=== Section Start ===

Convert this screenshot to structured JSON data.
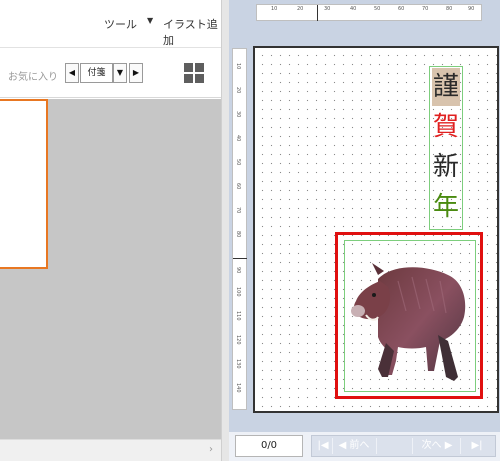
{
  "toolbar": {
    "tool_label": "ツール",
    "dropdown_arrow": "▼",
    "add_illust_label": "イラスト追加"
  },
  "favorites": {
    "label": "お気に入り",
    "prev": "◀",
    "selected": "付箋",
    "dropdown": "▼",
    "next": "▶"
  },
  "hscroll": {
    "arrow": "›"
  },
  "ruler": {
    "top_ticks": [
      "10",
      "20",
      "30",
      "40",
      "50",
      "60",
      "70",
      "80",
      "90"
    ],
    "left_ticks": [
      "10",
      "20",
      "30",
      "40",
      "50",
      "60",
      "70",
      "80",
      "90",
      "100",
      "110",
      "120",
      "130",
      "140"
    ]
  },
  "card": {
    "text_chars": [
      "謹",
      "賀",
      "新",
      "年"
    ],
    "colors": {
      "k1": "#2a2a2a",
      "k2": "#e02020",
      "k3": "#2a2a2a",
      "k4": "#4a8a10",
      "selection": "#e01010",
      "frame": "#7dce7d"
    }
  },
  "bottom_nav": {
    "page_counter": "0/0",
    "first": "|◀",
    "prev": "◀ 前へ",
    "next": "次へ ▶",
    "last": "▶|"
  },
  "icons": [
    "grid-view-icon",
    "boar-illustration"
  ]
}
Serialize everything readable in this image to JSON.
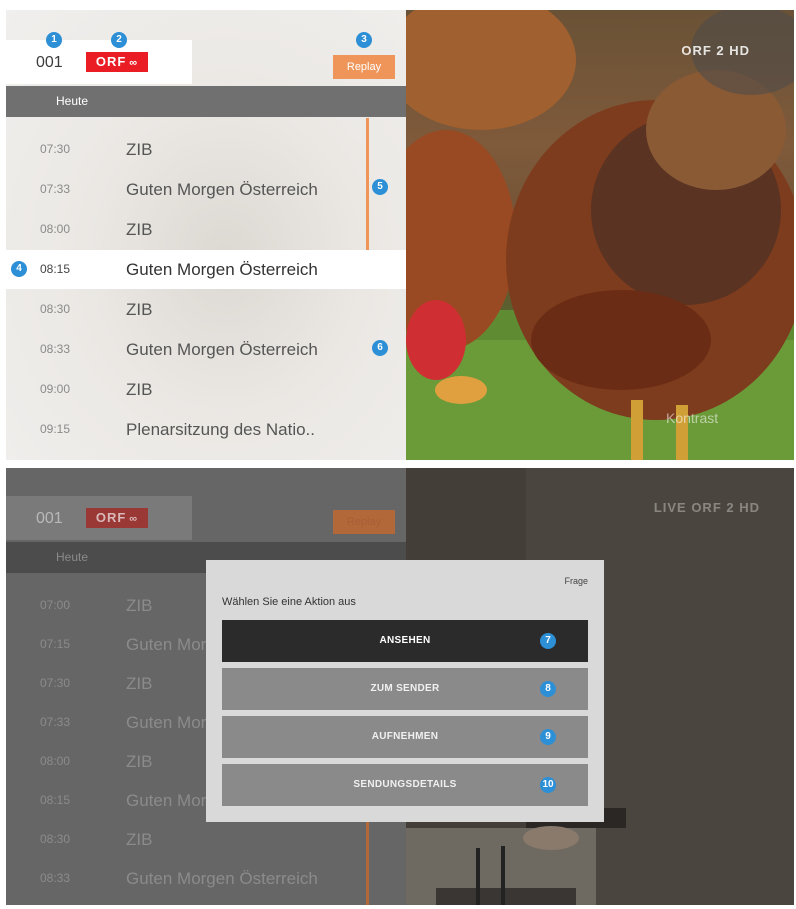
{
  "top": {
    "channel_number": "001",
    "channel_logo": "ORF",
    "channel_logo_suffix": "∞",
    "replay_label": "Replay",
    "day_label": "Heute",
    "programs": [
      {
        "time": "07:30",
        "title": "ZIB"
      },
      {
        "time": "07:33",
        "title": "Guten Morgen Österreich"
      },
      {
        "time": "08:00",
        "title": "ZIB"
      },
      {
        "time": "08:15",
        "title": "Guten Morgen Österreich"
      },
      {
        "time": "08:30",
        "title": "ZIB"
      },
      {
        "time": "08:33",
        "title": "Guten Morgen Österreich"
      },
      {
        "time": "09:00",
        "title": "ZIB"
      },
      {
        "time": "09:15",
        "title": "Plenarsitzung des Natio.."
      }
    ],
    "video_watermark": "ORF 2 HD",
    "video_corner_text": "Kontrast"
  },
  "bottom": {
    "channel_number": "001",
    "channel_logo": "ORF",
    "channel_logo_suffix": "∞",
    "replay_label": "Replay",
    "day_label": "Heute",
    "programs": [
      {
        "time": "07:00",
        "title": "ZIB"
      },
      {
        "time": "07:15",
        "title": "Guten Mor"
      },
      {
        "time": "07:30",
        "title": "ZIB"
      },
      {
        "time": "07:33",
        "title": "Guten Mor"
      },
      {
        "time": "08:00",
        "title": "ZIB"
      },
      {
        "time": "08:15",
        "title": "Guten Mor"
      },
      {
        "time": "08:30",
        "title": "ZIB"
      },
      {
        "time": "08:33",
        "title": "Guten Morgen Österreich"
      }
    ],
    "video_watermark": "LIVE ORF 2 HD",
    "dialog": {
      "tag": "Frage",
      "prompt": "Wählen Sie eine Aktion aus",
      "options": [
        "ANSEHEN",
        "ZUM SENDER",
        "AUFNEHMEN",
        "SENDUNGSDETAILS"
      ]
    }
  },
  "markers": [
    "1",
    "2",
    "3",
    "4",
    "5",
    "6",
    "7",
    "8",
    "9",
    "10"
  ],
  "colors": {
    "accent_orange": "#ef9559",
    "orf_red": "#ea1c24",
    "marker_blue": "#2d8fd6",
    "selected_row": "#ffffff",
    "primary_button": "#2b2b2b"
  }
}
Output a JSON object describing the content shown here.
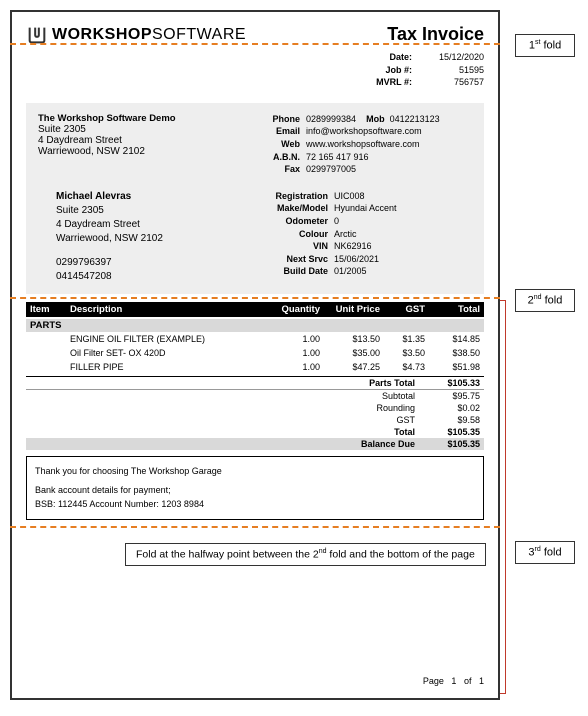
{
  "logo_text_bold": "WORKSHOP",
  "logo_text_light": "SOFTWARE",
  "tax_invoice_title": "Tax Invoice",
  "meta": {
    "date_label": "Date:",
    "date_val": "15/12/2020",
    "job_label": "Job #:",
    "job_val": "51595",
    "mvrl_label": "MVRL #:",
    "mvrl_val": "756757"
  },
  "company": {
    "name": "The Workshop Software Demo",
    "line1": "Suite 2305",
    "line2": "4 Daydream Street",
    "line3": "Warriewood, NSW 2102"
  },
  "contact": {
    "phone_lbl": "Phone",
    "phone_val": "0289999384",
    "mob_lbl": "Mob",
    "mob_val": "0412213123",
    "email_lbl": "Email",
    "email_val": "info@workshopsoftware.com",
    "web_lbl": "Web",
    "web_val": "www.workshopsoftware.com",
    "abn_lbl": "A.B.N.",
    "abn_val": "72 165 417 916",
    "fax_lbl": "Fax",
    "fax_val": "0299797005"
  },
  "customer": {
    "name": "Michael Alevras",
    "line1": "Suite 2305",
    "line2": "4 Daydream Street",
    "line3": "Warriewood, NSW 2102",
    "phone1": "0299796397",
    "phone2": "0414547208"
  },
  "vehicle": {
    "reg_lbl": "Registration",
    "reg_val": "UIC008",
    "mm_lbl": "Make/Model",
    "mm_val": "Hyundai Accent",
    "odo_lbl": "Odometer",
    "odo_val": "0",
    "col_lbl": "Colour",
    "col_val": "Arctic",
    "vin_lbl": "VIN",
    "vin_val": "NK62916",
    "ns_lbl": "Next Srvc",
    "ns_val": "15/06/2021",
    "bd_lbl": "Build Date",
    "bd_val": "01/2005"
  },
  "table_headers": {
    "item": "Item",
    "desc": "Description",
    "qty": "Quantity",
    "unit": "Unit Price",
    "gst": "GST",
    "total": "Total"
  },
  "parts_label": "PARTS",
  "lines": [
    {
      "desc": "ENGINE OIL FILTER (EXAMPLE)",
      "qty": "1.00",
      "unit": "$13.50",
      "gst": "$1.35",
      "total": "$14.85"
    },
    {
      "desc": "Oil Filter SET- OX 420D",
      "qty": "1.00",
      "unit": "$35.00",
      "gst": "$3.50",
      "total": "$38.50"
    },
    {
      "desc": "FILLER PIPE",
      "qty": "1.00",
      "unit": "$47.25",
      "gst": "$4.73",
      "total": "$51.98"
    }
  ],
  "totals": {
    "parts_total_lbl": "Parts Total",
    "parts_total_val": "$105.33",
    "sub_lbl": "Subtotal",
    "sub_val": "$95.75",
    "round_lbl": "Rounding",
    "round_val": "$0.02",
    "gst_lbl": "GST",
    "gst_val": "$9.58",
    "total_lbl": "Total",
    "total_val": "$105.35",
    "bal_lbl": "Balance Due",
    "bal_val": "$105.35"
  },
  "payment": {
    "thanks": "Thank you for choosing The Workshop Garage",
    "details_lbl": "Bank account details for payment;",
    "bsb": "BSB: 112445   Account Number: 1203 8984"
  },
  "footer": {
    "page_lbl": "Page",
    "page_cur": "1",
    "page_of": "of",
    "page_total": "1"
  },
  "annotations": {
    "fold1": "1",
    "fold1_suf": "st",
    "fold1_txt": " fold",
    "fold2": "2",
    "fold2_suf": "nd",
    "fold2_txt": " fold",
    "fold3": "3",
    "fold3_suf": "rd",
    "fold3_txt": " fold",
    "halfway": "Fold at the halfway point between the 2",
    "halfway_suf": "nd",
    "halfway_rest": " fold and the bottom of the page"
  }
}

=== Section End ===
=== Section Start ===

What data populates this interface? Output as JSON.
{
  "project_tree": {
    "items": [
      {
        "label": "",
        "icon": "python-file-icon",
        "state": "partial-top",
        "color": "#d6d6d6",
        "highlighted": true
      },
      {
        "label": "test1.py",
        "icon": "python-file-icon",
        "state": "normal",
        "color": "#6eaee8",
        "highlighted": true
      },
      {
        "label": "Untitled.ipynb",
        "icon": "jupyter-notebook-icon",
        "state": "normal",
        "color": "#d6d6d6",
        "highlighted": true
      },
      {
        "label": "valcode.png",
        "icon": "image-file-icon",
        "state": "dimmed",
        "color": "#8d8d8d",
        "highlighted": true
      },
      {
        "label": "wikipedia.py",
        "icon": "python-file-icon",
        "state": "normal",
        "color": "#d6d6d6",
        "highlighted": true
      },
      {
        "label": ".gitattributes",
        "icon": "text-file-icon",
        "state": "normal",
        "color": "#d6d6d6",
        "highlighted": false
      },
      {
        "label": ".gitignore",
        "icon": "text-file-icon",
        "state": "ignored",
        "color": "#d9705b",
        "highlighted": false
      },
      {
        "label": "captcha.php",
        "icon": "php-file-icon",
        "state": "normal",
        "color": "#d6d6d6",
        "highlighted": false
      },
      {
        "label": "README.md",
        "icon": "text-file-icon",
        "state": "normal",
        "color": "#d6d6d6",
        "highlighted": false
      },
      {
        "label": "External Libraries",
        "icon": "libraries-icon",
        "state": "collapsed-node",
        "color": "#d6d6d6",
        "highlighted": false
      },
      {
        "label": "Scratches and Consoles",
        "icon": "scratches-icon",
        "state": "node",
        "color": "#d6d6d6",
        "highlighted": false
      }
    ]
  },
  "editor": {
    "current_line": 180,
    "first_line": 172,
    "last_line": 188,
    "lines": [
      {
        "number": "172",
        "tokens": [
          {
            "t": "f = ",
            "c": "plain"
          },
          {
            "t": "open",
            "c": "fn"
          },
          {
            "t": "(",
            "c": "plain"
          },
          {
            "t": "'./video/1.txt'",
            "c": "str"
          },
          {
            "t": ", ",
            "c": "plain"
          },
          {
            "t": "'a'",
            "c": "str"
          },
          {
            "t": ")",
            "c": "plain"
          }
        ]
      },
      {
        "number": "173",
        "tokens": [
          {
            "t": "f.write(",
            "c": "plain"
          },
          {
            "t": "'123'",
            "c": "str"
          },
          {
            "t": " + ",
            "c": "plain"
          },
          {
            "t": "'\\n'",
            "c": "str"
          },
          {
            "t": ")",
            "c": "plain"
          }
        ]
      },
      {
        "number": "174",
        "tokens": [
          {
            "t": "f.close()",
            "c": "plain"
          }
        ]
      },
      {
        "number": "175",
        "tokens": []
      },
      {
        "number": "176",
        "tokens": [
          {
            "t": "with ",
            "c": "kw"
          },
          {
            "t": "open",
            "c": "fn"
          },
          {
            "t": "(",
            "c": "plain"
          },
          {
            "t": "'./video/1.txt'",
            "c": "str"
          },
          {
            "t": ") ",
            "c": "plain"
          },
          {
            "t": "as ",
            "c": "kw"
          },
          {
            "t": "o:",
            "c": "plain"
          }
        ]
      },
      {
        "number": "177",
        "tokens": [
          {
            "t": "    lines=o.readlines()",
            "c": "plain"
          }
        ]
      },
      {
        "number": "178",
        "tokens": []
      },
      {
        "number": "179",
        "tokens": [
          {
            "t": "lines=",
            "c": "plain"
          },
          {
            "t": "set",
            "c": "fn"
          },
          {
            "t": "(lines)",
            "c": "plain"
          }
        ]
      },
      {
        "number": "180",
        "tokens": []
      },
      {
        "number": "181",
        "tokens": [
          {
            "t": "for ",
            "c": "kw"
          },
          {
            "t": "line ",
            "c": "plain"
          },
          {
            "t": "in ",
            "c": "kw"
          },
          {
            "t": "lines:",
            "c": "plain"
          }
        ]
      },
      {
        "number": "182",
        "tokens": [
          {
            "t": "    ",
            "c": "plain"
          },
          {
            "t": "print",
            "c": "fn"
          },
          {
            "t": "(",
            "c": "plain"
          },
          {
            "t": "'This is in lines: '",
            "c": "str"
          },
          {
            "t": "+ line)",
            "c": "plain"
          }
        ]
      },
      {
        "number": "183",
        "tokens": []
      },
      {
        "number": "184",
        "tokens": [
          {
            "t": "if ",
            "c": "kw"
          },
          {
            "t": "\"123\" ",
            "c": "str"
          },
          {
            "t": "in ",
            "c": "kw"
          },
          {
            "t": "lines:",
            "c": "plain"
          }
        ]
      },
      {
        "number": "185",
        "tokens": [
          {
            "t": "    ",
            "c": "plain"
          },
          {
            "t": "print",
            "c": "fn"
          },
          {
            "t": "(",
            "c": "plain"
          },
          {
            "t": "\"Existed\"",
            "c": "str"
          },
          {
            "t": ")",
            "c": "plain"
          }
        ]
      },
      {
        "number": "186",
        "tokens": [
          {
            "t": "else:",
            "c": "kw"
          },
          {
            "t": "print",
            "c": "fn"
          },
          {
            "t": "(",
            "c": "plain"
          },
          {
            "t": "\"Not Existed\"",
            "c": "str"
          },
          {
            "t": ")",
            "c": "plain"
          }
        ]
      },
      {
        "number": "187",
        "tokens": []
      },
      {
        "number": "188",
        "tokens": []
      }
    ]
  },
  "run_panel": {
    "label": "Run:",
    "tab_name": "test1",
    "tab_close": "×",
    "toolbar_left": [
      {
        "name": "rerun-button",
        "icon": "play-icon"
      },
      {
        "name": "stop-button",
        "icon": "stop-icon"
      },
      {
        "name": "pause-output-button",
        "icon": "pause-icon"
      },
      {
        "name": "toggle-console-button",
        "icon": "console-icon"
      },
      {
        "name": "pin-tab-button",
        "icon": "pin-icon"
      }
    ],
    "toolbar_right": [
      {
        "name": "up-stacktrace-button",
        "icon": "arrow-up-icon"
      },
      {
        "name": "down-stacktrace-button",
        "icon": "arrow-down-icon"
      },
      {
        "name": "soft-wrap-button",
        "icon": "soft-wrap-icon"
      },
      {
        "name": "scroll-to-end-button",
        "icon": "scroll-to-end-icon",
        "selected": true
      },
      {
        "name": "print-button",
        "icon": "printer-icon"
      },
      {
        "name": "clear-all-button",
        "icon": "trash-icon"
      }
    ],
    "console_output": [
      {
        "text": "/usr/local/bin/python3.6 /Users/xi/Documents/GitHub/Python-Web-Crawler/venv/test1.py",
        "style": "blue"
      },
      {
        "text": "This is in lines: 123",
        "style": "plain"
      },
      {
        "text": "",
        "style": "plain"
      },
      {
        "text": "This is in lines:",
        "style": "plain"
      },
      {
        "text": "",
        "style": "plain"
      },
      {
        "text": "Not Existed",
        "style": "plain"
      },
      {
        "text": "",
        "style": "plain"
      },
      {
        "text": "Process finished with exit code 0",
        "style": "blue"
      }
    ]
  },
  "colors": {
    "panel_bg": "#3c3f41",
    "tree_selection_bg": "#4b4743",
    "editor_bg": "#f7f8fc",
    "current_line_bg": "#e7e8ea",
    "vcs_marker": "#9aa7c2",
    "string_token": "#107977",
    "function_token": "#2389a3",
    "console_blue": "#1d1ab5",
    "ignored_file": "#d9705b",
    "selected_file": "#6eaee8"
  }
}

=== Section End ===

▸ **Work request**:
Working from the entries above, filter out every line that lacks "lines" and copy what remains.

▸ **Answer**:
  "lines": [
    "lines": [
            "t": "    lines=o.readlines()",
            "t": "lines=",
            "t": "(lines)",
            "t": "lines:",
            "t": "'This is in lines: '",
            "t": "lines:",
        "text": "This is in lines: 123",
        "text": "This is in lines:",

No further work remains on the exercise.